START PROVIDED DATA
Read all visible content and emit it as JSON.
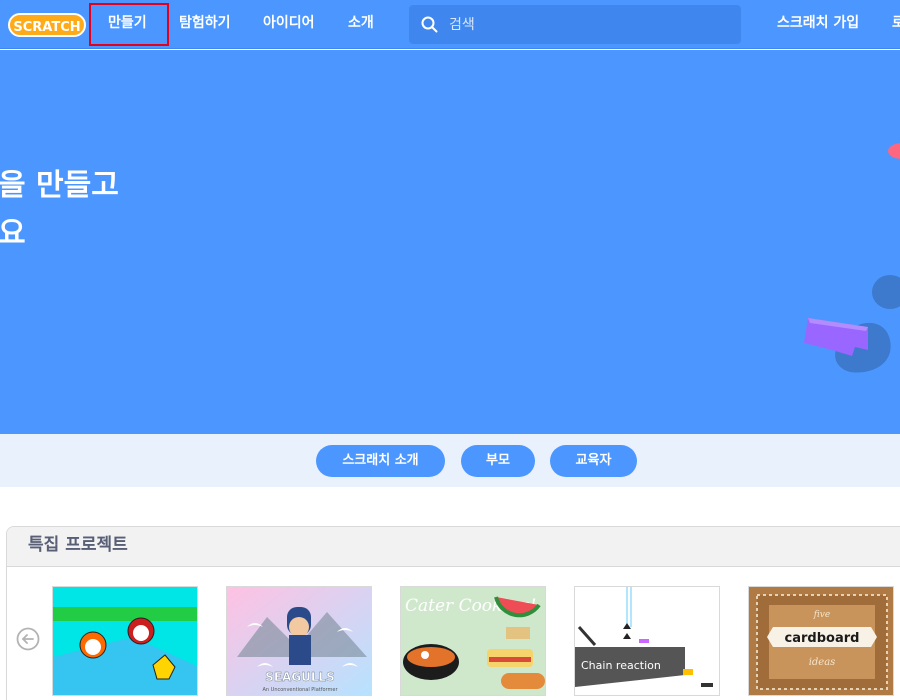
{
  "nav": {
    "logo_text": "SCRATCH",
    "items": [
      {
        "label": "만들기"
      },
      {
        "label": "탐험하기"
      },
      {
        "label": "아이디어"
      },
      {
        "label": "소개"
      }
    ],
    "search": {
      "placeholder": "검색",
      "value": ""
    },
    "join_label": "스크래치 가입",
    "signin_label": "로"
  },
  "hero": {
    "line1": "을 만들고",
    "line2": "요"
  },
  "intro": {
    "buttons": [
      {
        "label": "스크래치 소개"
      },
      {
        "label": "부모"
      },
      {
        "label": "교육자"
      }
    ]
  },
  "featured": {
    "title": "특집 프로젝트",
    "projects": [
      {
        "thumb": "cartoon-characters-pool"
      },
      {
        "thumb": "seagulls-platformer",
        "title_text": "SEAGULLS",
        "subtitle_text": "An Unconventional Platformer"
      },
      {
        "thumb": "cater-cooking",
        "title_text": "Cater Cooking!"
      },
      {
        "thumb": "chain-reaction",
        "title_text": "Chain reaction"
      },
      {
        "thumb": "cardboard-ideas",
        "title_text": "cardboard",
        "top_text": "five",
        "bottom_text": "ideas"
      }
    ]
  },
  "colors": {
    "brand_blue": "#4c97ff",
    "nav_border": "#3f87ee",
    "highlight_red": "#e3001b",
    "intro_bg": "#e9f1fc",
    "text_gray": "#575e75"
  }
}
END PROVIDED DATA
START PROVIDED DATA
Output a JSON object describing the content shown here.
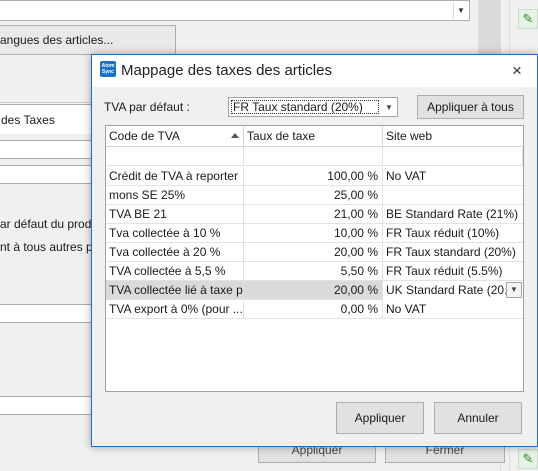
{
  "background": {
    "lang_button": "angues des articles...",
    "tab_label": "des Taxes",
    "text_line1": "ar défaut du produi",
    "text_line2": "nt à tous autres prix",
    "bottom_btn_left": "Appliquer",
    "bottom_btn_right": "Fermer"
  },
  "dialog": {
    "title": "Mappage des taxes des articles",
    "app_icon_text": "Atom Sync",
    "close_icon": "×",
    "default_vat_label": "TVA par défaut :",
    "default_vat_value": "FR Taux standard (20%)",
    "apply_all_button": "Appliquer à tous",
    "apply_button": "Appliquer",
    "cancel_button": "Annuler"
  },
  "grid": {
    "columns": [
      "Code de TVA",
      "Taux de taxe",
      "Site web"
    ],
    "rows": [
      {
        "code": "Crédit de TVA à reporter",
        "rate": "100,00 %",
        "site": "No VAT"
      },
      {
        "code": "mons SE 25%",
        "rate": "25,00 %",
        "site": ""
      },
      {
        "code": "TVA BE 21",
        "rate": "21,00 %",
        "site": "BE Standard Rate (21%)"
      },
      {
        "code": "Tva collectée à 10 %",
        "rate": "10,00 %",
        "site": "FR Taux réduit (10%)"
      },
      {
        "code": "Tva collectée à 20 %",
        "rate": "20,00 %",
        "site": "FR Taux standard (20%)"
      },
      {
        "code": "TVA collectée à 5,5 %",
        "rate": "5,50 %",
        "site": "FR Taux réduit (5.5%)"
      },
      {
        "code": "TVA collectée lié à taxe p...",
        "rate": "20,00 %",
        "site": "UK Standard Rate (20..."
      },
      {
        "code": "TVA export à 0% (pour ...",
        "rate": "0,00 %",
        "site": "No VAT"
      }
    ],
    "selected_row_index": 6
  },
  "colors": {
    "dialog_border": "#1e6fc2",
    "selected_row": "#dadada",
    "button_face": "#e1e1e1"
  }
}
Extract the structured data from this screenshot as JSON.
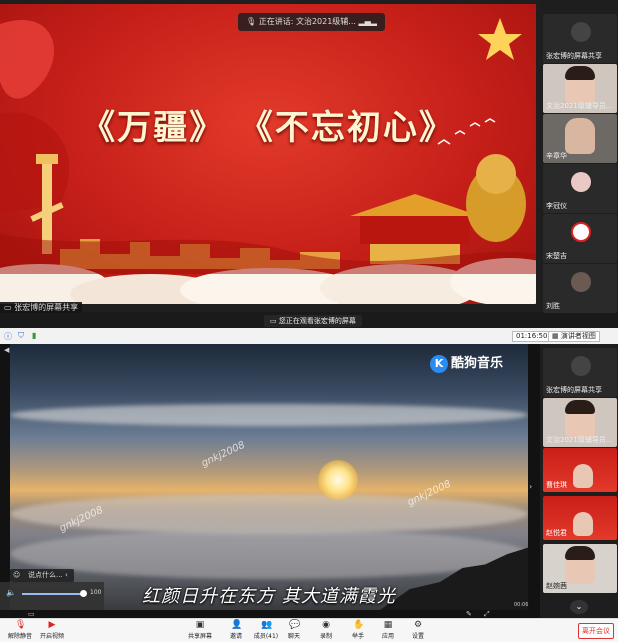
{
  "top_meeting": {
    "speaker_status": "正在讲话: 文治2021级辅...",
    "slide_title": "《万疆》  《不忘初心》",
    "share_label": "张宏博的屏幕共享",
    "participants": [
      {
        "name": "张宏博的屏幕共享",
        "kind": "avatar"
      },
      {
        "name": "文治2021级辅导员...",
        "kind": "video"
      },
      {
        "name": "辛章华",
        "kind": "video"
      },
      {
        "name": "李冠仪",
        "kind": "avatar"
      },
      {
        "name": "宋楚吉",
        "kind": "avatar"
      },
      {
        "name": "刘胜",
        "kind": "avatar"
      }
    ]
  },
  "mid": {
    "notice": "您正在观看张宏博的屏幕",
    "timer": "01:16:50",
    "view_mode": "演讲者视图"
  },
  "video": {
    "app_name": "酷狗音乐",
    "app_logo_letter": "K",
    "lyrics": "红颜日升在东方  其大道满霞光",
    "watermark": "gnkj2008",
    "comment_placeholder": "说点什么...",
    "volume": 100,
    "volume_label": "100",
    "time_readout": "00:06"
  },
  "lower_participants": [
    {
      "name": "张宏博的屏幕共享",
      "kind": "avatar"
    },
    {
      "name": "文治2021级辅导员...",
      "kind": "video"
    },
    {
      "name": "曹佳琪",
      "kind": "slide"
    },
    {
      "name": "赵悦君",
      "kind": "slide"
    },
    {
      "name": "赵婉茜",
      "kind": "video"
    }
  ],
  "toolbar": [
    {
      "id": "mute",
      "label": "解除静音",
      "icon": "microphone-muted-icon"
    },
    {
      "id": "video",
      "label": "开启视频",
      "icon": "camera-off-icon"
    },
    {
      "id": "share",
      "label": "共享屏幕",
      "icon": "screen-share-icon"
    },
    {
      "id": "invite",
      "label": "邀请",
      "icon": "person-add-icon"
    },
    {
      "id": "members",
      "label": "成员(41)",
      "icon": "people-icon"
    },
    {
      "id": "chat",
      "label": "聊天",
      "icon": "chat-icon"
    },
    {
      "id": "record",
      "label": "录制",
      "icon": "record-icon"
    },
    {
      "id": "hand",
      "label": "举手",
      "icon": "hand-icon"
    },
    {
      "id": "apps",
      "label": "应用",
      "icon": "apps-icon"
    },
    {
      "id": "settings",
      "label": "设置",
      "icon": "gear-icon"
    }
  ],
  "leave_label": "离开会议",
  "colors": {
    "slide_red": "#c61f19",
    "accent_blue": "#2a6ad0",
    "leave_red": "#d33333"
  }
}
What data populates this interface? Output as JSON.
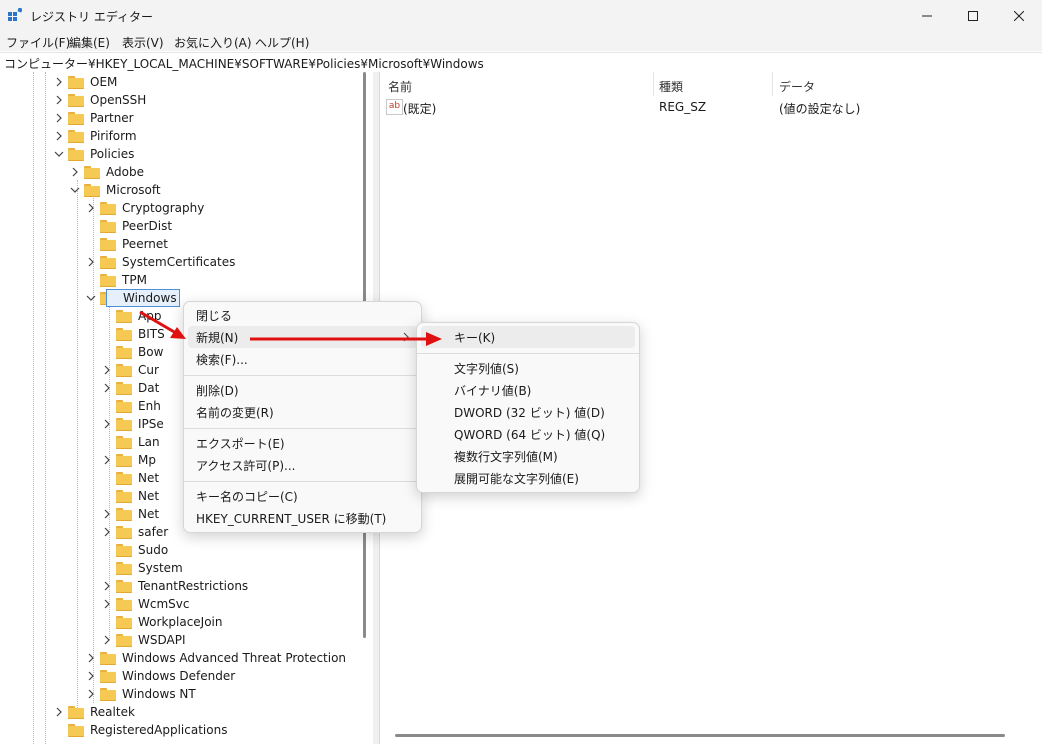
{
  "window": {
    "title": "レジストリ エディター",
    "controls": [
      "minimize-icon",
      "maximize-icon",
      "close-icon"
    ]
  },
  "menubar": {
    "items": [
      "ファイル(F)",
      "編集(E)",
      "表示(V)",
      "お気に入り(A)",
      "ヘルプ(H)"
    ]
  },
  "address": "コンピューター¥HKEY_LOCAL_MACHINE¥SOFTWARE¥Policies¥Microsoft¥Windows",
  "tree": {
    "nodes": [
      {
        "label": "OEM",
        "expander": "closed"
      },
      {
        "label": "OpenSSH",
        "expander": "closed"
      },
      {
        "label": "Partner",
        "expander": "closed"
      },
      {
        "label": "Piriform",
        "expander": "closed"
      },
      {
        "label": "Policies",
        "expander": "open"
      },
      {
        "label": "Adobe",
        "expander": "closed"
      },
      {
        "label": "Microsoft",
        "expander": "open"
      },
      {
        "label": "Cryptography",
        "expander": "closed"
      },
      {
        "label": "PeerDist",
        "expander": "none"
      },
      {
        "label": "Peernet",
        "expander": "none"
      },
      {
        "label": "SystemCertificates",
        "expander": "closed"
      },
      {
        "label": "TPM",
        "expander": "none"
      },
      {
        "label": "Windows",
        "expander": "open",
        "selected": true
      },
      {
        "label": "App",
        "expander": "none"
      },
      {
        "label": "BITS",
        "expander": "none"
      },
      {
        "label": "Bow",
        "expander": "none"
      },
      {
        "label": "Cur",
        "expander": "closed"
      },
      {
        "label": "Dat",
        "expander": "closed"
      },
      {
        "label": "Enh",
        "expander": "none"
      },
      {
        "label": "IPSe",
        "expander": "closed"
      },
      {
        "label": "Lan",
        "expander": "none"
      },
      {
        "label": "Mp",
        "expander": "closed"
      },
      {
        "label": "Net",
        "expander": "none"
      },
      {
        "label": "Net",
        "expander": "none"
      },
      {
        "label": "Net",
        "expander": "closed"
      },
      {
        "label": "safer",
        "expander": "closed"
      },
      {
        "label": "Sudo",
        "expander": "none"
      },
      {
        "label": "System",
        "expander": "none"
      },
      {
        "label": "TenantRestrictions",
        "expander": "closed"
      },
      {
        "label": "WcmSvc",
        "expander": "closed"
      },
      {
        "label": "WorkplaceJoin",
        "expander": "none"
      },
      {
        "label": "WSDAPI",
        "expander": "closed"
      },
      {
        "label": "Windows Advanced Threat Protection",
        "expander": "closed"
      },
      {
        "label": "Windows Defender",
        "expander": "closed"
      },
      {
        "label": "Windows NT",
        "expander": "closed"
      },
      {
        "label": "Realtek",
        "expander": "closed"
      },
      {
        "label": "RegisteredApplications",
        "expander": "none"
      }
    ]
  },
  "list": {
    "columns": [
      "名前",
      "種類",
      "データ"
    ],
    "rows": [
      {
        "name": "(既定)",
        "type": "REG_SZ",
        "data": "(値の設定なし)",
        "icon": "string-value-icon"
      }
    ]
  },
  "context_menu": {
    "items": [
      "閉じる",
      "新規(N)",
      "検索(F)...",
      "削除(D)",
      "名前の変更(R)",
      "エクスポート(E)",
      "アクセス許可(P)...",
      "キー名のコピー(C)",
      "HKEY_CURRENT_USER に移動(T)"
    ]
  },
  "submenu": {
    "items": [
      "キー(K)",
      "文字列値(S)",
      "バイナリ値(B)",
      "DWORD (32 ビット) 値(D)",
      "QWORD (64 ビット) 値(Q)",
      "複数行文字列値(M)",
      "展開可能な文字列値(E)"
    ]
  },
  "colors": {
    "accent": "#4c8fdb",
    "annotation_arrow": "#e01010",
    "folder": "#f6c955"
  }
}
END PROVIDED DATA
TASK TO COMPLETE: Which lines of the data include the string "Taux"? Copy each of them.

THE COMPLETED TASK:
    "default_vat_value": "FR Taux standard (20%)",
      "Taux de taxe",
        "site": "FR Taux réduit (10%)"
        "site": "FR Taux standard (20%)"
        "site": "FR Taux réduit (5.5%)"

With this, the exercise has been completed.